Turkey's primary opposition leader, Kemal Kilicdaroglu, who is the strongest competitor against the incumbent President Recep Tayyip Erdogan, alleged that Russia had created deceptive videos using deepfake technology, just three days before the crucial elections in the country last Sunday.
Following Kilicdaroglu's allegations, the Kremlin denied any involvement in Turkey's presidential election campaign.
Turkey's Opposition Accused the Ruling Party of Using Deepfakes
Turkey's main opposition accused the ruling party of interest in influencing the elections’ outcome through the use of deepfake audio.
In an exclusive interview with HaberTurk television, Ozgur Ozel, deputy chairman of the opposition, revealed that they had received information indicating that government officials were engaged in discussions on the dark web to release fabricated audio recordings before the elections. Ozel expressed concern over these preparations, highlighting the potential dissemination of deceptive audio via the dark web.

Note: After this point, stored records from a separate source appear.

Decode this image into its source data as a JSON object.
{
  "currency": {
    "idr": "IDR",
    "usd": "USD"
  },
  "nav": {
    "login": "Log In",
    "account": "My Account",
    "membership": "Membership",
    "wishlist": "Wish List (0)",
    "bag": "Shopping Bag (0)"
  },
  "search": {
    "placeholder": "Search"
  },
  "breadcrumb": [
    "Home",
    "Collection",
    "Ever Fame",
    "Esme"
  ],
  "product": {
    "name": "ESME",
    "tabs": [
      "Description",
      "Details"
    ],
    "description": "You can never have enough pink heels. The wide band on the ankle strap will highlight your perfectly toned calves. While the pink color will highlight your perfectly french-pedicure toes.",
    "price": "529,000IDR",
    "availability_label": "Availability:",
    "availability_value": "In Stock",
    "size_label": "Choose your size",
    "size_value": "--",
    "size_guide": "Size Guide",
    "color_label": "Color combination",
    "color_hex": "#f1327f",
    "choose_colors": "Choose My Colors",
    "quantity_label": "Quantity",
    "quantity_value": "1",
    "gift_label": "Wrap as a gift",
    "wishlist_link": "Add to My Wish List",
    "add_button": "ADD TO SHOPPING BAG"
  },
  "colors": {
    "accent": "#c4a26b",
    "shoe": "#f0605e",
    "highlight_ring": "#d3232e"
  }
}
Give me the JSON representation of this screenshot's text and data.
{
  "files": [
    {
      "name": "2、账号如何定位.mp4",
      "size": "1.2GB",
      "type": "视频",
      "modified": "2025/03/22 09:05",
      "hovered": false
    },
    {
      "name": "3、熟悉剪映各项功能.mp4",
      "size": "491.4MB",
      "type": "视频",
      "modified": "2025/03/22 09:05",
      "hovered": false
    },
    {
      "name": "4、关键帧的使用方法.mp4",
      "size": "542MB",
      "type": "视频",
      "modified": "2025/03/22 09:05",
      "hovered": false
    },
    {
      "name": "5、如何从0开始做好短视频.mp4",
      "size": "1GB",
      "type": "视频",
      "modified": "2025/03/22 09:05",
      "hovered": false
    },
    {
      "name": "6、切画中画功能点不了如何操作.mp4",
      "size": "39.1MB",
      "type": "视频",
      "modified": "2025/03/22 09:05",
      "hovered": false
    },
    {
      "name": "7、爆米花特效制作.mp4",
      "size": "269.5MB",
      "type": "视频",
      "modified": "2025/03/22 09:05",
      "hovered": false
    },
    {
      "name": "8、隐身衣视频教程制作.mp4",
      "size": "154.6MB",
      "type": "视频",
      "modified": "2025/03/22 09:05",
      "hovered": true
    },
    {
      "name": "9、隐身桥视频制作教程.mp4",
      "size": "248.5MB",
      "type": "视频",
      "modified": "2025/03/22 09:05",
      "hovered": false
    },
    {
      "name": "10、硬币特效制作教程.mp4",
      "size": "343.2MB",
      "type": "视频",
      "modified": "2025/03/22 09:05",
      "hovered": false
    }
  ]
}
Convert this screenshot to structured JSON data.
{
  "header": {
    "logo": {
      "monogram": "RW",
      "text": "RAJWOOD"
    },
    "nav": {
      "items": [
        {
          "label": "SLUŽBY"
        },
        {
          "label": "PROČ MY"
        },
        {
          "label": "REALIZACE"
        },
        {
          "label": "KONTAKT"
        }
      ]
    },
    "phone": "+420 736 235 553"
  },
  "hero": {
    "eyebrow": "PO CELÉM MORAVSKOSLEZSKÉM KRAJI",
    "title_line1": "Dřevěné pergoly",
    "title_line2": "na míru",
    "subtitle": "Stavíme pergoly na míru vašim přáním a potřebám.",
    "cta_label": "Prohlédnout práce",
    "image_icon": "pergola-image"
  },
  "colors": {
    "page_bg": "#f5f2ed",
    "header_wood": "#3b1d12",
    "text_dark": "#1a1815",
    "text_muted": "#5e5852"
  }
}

These statements followed a mysterious midnight warning from Kemal Kilicdaroglu, leader of the Republican People's Party (CHP), who implicated Erdogan's communications czar, Fahrettin Altun, and three members of his team in secretive activities on the dark web.
With only two days remaining until the crucial final days of the election campaign, the main opposition leader took to Twitter to issue a stern warning. He cautioned against dealing with the dark web, emphasizing the risk of falling into the hands of foreign intelligence. The opposition leader also made a veiled reference to the Cambridge Analytica scandal, suggesting that such tactics were beyond the capabilities of his rivals.
In response, Turkey's Communication Director dismissed the warning as slander and implied knowledge of the opposition leader's motives.
Kemal Kilicdaroglu Targeted by Cyberwarfare
Investigative journalist Murat Yetkin revealed that a high-level source from the main opposition party had provided information about a government conspiracy against Kilicdaroglu through cyberwarfare.
The plot allegedly involves the creation of fake audio recordings and deals with hackers on the dark web to target pro-opposition websites. These reports have raised concerns among opposition supporters as the country approaches one of its most fiercely contested elections. While Kilicdaroglu's popularity is on the rise, according to polls, the impact of manipulation on voters remains uncertain.
Turkey's Opposition Accuses Russia of Fabricating 'Deepfakes'
In tweets posted in Turkish and Russian, Kilicdaroglu pointed a finger at Russia for interfering in the election by producing deepfake content targeting former presidential candidate Muharrem Ince.
The tweet reads, “Dear Russian Friends, You are behind the montages, conspiracies, Deep Fake content and tapes that were exposed in this country yesterday. If you want the continuation of our friendship after May 15, get your hands off the Turkish state. We are still in favor of cooperation and friendship.”
Muharrem Ince announced his withdrawal from the race after a fabricated sex tape circulated online, allegedly implicating him. He accused his former party, the main opposition Republican People's Party (CHP), of smearing him to push him out of the race in favor of Kilicdaroglu. While Kilicdaroglu did not provide further details, unconfirmed reports of Russian meddling in the campaign were previously mentioned by another CHP member in an interview with Turkey's Sozcu newspaper.
Moscow Rejects Claims of Meddling in Turkish Election
The Kremlin responded to Kilicdaroglu's allegations on Friday, firmly denying any interference in Turkey's presidential election campaign.
Kremlin spokesman Dmitry Peskov stated that such statements were strongly rejected, emphasizing that there was no basis for discussing any form of interference. Peskov further labeled those who provided Kilicdaroglu with such information as liars. He highlighted the high value placed on bilateral relations between Moscow and Ankara, praising Turkey's responsible and independent stance on regional and global issues.
Previously, Kilicdaroglu expressed his intention to the BBC to reorient Turkey's foreign policy if elected president, prioritizing relations with the West over the Kremlin.
However, his foreign policy adviser, Unal Cevikoz, conveyed a different message during an interview with the Russian state-backed channel RT. Cevikoz stated that there would not be a significant shift in foreign policy towards Russia and expressed his belief that Kilicdaroglu would maintain good relations with Vladimir Putin, the President of Russia.